"Going green" is a hot topic these days. More and more people are trying to make changes that reduce energy usage, minimize the waste that ends up in landfills and support the sustainability of our environment. In fact, 90 percent of Americans say they buy green products at least sometimes, according to market researcher Mintel. But what exactly is involved in going green?
Because it's tough to give a precise answer, the California Society of CPAs (www.calcpa.org) offers easy-to-implement ideas that are friendly to the environment and to your wallet.
Many states are in the process of handing out rebates to consumers who purchase appliances carrying the Department of Energy's Energy Star(r) label. Funded by the American Recovery and Reinvestment Act (ARRA), these rebates are for purchases made to replace used products, ranging from water heaters and furnaces to dishwashers, refrigerators and room air conditioners.

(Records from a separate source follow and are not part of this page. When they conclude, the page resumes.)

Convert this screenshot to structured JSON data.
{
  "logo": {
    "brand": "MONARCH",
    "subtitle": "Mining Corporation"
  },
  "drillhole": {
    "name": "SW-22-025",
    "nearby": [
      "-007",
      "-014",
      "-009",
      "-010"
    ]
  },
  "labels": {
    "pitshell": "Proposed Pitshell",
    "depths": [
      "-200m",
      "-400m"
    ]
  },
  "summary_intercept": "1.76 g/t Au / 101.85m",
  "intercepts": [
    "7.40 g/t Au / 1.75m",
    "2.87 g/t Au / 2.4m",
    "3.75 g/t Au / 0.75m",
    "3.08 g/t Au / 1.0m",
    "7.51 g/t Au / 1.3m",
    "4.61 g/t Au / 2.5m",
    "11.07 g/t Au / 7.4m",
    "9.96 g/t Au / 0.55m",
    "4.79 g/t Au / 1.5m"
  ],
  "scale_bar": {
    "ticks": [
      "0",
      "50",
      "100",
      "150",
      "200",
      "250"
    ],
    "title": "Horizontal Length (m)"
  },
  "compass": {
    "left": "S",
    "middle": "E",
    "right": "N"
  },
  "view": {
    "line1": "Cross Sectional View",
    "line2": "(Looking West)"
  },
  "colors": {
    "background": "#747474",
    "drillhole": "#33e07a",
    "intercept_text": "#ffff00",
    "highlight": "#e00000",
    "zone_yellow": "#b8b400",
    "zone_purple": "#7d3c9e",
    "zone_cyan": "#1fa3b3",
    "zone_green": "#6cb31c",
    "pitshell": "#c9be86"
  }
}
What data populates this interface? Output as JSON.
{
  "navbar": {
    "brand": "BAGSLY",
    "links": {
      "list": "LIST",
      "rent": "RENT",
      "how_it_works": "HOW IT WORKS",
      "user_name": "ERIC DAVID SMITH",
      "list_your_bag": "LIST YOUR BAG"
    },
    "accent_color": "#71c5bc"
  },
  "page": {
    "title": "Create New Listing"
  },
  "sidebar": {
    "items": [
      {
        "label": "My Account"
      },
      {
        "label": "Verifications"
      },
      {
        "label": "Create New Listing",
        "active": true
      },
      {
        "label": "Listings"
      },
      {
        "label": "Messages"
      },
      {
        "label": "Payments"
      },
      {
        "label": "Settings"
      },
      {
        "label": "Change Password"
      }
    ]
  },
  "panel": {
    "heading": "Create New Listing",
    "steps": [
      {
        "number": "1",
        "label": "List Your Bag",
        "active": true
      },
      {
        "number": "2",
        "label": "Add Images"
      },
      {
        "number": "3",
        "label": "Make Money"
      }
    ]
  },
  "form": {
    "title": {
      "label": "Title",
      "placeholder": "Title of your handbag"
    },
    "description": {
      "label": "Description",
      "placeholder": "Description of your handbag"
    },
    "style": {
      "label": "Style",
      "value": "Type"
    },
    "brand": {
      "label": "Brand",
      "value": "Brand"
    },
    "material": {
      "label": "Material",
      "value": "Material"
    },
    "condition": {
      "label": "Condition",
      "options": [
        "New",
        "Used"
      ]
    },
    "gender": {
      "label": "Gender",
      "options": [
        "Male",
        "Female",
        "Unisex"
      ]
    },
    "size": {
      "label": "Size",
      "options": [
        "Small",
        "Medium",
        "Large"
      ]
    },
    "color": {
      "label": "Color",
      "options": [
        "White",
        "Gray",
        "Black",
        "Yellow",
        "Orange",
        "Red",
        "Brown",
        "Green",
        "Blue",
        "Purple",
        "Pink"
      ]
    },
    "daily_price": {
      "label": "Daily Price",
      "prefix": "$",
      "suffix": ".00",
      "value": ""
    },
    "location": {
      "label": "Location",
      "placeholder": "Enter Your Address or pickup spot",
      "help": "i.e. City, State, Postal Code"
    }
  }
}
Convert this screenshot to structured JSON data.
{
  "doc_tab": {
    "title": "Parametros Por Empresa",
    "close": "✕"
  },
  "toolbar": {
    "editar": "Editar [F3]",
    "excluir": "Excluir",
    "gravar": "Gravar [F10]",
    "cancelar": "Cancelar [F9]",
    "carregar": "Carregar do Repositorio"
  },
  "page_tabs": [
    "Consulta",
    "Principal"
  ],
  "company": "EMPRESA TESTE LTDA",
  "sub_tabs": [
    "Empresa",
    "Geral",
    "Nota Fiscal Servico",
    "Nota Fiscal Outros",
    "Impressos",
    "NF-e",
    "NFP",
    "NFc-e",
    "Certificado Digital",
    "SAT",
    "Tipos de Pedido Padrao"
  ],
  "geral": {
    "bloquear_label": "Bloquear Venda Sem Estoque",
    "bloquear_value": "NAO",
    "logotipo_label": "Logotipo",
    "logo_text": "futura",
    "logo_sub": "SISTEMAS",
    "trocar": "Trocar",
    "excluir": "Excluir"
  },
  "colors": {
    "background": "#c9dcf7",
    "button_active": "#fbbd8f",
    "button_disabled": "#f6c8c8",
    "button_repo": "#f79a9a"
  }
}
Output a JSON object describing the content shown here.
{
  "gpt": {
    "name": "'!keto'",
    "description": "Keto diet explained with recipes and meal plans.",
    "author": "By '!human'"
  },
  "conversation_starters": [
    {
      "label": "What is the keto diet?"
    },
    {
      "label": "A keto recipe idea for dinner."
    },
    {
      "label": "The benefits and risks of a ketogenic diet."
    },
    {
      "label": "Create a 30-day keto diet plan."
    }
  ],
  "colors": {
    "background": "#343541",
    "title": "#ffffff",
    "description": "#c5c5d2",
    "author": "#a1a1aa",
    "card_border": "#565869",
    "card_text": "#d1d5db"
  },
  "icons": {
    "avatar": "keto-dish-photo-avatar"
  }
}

The ARRA also featured enhanced tax incentives that encourage individuals to make more energy efficient home improvements. An energy-smart purchase can, in other words, not only cost you less but also lower your utility bills over time. Turn to your CPA for more details on these opportunities. In addition, the Department of Energy's Web site provides many tips on energy efficiency that can help reduce carbon emissions and lower your utility bills. Check it out at www.energysavers.gov.
Being kind to the environment means you have to dig a little deeper in your pocketbook to go to a specialty store to buy specific items that are designed to be earth friendly, right? In fact, that's really not the case. Many big retailers have changed their operations or policies to do a better job of supporting environmental sustainability and used their purchasing power and economies of scale to promote environmentally friendly efforts, such as being more energy efficient.
So before you spend extra money on products or stores that advertise themselves as Earth friendly, find out what your usual tried-and-true shopping choices are doing to change their habits. Local stores may have information about their efforts or you might be able to get details on a chain store's Web site. You may find that many of your long-time favorites are more environmentally friendly than you thought.
There are many small steps you can take each day that will reduce waste and save you some money. You can, for example, lower your home thermostat settings, especially during hours when your home is empty and heat or air conditioning are being wasted. Consider also walking or biking instead of driving whenever possible.
Less unnecessary packaging will be created if you carry a thermos with water, coffee or other drinks from home instead of buying these beverages in disposable containers. In addition, as part of your own personal recycling effort, look into online sites or garage sales for inexpensive, gently used items. You may find some great and useful bargains. All of these simple efforts lower your expenses, making it possible to save green while going green.
Your local CPA can help you reach any financial goal, whether it involves changing your spending habits, saving for your future or lowering and managing your debt. Turn to him or her for answers to all your family's financial questions.
To listen to podcasts with more financial tips, go to http://www.calcpa.org/Content/community/financialempowerment.aspx.